An international team of researchers has outlined a plan for how to measure changes in key traits of animals and plants and provide these data to policymakers to improve natural resource management and keep nations on track to meet global biodiversity and sustainability goals.
In what researchers state is the first pilot clinical trial to assess the effects of resveratrol on pain severity and levels of inflammatory biomarkers in patients with mild to moderate knee osteoarthritis, the scientists compared treatment with a nonsteroidal anti-inflammatory drug (NSAID) combined with either resveratrol or placebo over 90 days.
New research from Michigan State University suggests that crop yields and the global food supply chain can be preserved by harnessing the critical, and often overlooked, partner in food supply -- soil.
Surf's up for microbes swimming beside red blood cells. New calculations and experiments model for the first time how spherical particles submerged in gooey liquid travel along a flexible rubber sheet; comparable conditions are common in the human body, such as blood cells flowing through a capillary or the journeys of self-propelled microbes. All these particles, it turns out, catch a wave.
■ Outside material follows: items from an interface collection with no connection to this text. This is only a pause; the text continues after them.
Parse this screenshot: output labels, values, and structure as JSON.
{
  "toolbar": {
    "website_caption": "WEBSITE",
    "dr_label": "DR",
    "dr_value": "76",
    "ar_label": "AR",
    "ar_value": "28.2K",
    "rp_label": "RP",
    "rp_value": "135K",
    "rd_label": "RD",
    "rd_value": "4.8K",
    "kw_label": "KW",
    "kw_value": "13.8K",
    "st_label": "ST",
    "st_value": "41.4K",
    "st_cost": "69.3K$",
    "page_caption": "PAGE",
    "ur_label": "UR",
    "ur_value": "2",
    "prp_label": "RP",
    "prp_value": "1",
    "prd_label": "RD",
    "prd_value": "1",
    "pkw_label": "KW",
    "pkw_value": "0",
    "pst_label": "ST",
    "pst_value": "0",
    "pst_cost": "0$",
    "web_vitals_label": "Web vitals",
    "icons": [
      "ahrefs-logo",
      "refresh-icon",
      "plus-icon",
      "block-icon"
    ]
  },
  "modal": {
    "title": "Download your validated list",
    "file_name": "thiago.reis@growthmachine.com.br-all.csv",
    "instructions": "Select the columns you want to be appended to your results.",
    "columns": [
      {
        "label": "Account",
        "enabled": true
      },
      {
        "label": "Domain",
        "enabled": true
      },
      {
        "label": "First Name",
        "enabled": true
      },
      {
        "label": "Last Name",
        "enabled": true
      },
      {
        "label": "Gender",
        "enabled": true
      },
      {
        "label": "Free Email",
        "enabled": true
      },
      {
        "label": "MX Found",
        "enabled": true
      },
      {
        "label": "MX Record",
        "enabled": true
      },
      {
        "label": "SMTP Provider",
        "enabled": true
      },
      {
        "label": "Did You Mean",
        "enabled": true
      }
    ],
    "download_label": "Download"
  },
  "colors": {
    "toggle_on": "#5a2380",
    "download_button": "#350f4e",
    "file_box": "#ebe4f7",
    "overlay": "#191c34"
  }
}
Four research participants with chronic, complete cervical spinal cord injury, persistent low resting blood pressure and blood pressure decrease when sitting up experienced improvements in blood pressure and heart rate regulation during and after spinal cord epidural stimulation (scES).
A new computer program can analyze images of patients' lung tumors, specify cancer types, and even identify altered genes driving abnormal cell growth, a new study shows.
Giving people information about how much gas or electricity their neighbors use encourages them to use less energy, research shows.
In new study by University of Arizona planetary scientists, observations prove that ice volcanoes on the dwarf planet Ceres generate enough material to fill one movie theater each year.
Ediacara biota were forming complex communities tens of millions of years before the Cambrian explosion.
Scientists at the Allen Institute have used machine learning to train computers to see parts of the cell the human eye cannot easily distinguish. Using 3D images of fluorescently labeled cells, the research team taught computers to find structures inside living cells without fluorescent labels, using only black and white images generated by an inexpensive technique known as brightfield microscopy. A study describing the new technique is published today in the journal Nature Methods.
A new study published today in Nature shows that getting smaller was a key factor contributing to the exceptional evolution of mammals over the last 200 million years.
A new survey study suggests childhood adversity is common across sociodemographic groups but that some people are at higher risk of having experienced childhood adversity. The study updates the estimated frequency of adverse childhood experiences in the US adult population using a representative sample of people from 23 states.